■ PROBLEM TO SOLVE
What you hand back must match the records word for word, with no pictures.

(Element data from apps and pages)
========
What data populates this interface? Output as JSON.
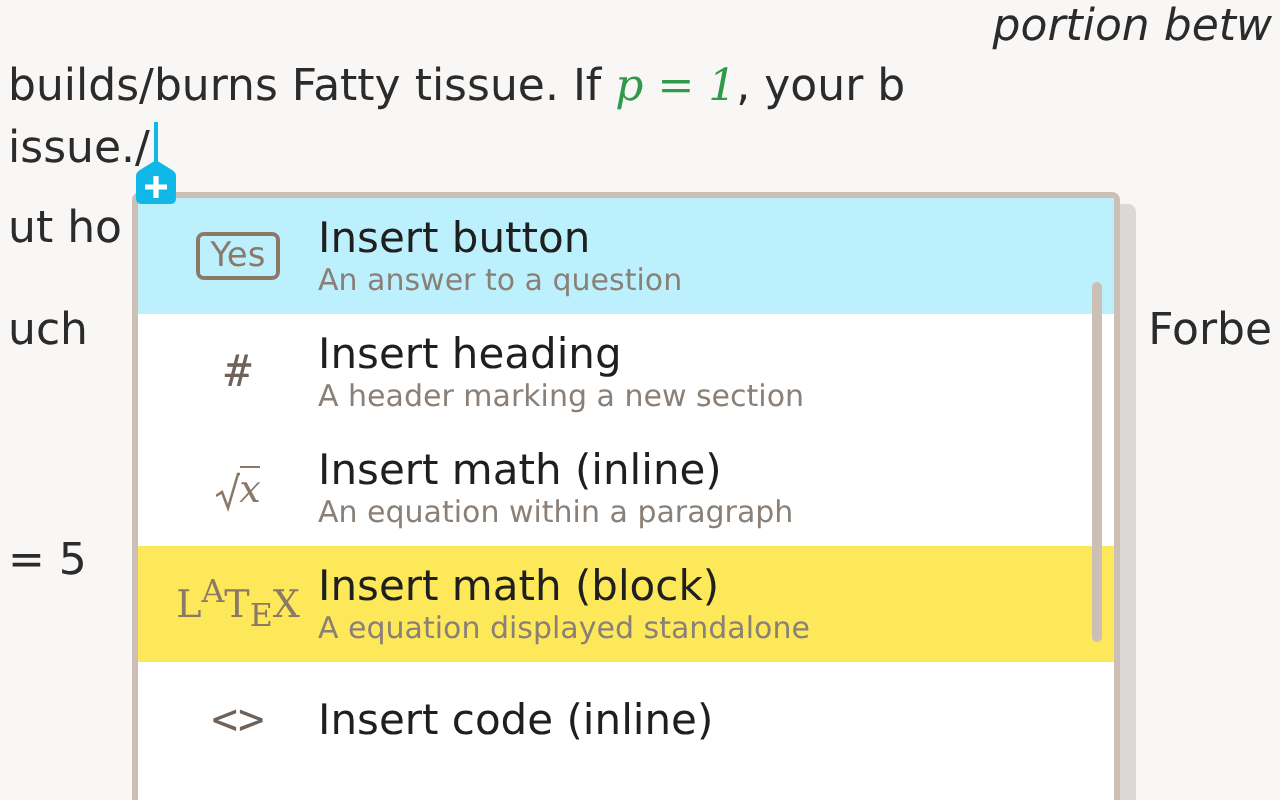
{
  "document": {
    "lines": [
      {
        "right": "portion betw",
        "right_italic": true
      },
      {
        "left": "builds/burns Fatty tissue. If ",
        "math": "p = 1",
        "after": ", your b"
      },
      {
        "left": "issue./",
        "caret": true
      },
      {
        "left": "ut ho"
      },
      {
        "left": "uch",
        "right": "Forbe"
      },
      {
        "left": "= 5"
      }
    ]
  },
  "insert_menu": {
    "items": [
      {
        "kind": "boxed",
        "icon": "Yes",
        "title": "Insert button",
        "description": "An answer to a question",
        "hovered": true,
        "selected": false
      },
      {
        "kind": "symbol",
        "icon": "#",
        "title": "Insert heading",
        "description": "A header marking a new section",
        "hovered": false,
        "selected": false
      },
      {
        "kind": "sqrt",
        "icon": "x",
        "title": "Insert math (inline)",
        "description": "An equation within a paragraph",
        "hovered": false,
        "selected": false
      },
      {
        "kind": "latex",
        "icon": "L$^{A}$T$_{E}$X",
        "title": "Insert math (block)",
        "description": "A equation displayed standalone",
        "hovered": false,
        "selected": true
      },
      {
        "kind": "symbol",
        "icon": "<>",
        "title": "Insert code (inline)",
        "hovered": false,
        "selected": false
      }
    ]
  }
}
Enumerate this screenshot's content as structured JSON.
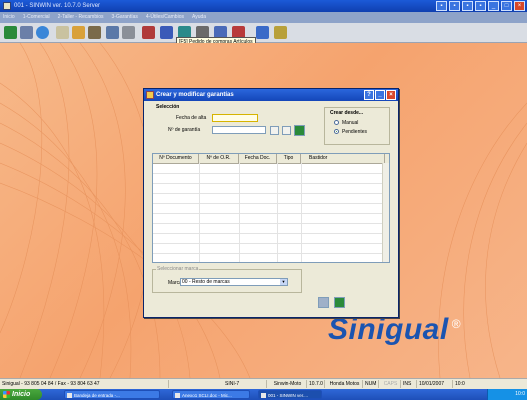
{
  "app": {
    "title": "001 - SINWIN ver. 10.7.0 Server",
    "menu": [
      "Inicio",
      "1-Comercial",
      "2-Taller - Recambios",
      "3-Garantías",
      "4-Útiles/Cambios",
      "Ayuda"
    ]
  },
  "toolbar": {
    "tooltip": "[F5] Pedido de compras Artículos",
    "icons": [
      "users-icon",
      "print-icon",
      "refresh-icon",
      "notes-icon",
      "gift-icon",
      "parts-icon",
      "scan-icon",
      "tools-icon",
      "invoice-icon",
      "stats-icon",
      "truck-icon",
      "calculator-icon",
      "folder-icon",
      "motorbike-icon",
      "chart-icon",
      "edit-icon"
    ]
  },
  "dialog": {
    "title": "Crear y modificar garantías",
    "section_label": "Selección",
    "fecha_alta_label": "Fecha de alta",
    "num_garantia_label": "Nº de garantía",
    "crear_desde_label": "Crear desde...",
    "radio_manual": "Manual",
    "radio_pendientes": "Pendientes",
    "columns": [
      "Nº Documento",
      "Nº de O.R.",
      "Fecha Doc.",
      "Tipo",
      "Bastidor"
    ],
    "seleccion_marca_label": "Seleccionar marca",
    "marca_label": "Marca",
    "marca_value": "00 - Resto de marcas"
  },
  "brand": {
    "name": "Sinigual",
    "mark": "®"
  },
  "statusbar": {
    "contact": "Sinigual - 93 805 04 84 / Fax - 93 804 63 47",
    "machine": "SINI-7",
    "server": "Sinwin-Moto",
    "version": "10.7.0",
    "dealer": "Honda Motos",
    "num": "NUM",
    "caps": "CAPS",
    "ins": "INS",
    "date": "10/01/2007",
    "time": "10:0"
  },
  "taskbar": {
    "start_label": "Inicio",
    "tasks": [
      "Bandeja de entrada -...",
      "Anexo1 SCLI.doc - Mic...",
      "001 - SINWIN ver...."
    ],
    "clock": "10:0"
  }
}
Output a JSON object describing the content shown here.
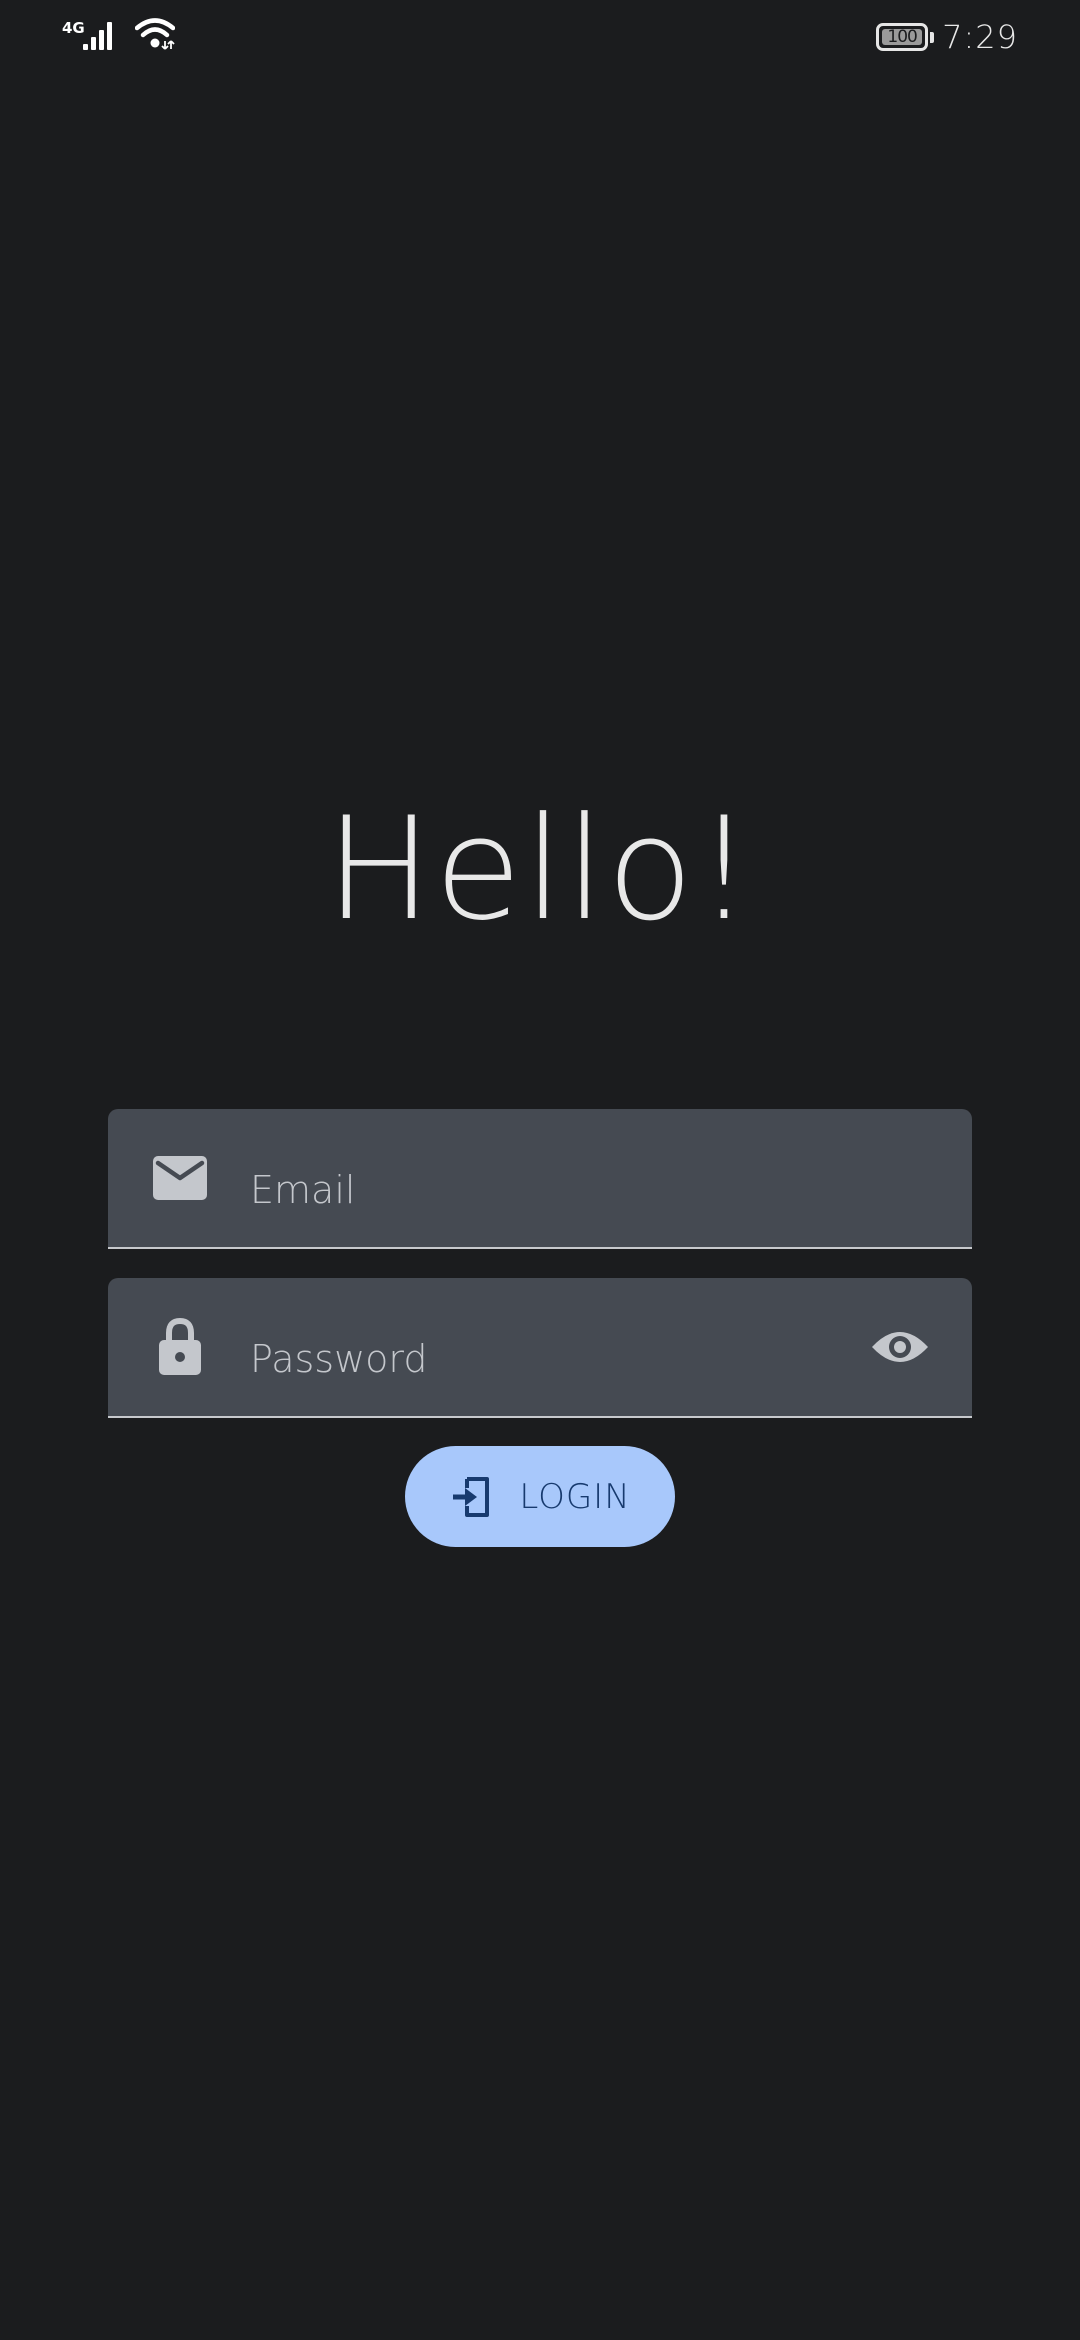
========
■ TASK RESULT
What data populates this interface? Output as JSON.
{
  "document": {
    "lines": [
      {
        "right": "portion betw",
        "right_italic": true
      },
      {
        "left": "builds/burns Fatty tissue. If ",
        "math": "p = 1",
        "after": ", your b"
      },
      {
        "left": "issue./",
        "caret": true
      },
      {
        "left": "ut ho"
      },
      {
        "left": "uch",
        "right": "Forbe"
      },
      {
        "left": "= 5"
      }
    ]
  },
  "insert_menu": {
    "items": [
      {
        "kind": "boxed",
        "icon": "Yes",
        "title": "Insert button",
        "description": "An answer to a question",
        "hovered": true,
        "selected": false
      },
      {
        "kind": "symbol",
        "icon": "#",
        "title": "Insert heading",
        "description": "A header marking a new section",
        "hovered": false,
        "selected": false
      },
      {
        "kind": "sqrt",
        "icon": "x",
        "title": "Insert math (inline)",
        "description": "An equation within a paragraph",
        "hovered": false,
        "selected": false
      },
      {
        "kind": "latex",
        "icon": "L$^{A}$T$_{E}$X",
        "title": "Insert math (block)",
        "description": "A equation displayed standalone",
        "hovered": false,
        "selected": true
      },
      {
        "kind": "symbol",
        "icon": "<>",
        "title": "Insert code (inline)",
        "hovered": false,
        "selected": false
      }
    ]
  }
}
Enumerate this screenshot's content as structured JSON.
{
  "app": {
    "title": "001 - SINWIN ver. 10.7.0 Server",
    "menu": [
      "Inicio",
      "1-Comercial",
      "2-Taller - Recambios",
      "3-Garantías",
      "4-Útiles/Cambios",
      "Ayuda"
    ]
  },
  "toolbar": {
    "tooltip": "[F5] Pedido de compras Artículos",
    "icons": [
      "users-icon",
      "print-icon",
      "refresh-icon",
      "notes-icon",
      "gift-icon",
      "parts-icon",
      "scan-icon",
      "tools-icon",
      "invoice-icon",
      "stats-icon",
      "truck-icon",
      "calculator-icon",
      "folder-icon",
      "motorbike-icon",
      "chart-icon",
      "edit-icon"
    ]
  },
  "dialog": {
    "title": "Crear y modificar garantías",
    "section_label": "Selección",
    "fecha_alta_label": "Fecha de alta",
    "num_garantia_label": "Nº de garantía",
    "crear_desde_label": "Crear desde...",
    "radio_manual": "Manual",
    "radio_pendientes": "Pendientes",
    "columns": [
      "Nº Documento",
      "Nº de O.R.",
      "Fecha Doc.",
      "Tipo",
      "Bastidor"
    ],
    "seleccion_marca_label": "Seleccionar marca",
    "marca_label": "Marca",
    "marca_value": "00 - Resto de marcas"
  },
  "brand": {
    "name": "Sinigual",
    "mark": "®"
  },
  "statusbar": {
    "contact": "Sinigual - 93 805 04 84 / Fax - 93 804 63 47",
    "machine": "SINI-7",
    "server": "Sinwin-Moto",
    "version": "10.7.0",
    "dealer": "Honda Motos",
    "num": "NUM",
    "caps": "CAPS",
    "ins": "INS",
    "date": "10/01/2007",
    "time": "10:0"
  },
  "taskbar": {
    "start_label": "Inicio",
    "tasks": [
      "Bandeja de entrada -...",
      "Anexo1 SCLI.doc - Mic...",
      "001 - SINWIN ver...."
    ],
    "clock": "10:0"
  }
}
Output a JSON object describing the content shown here.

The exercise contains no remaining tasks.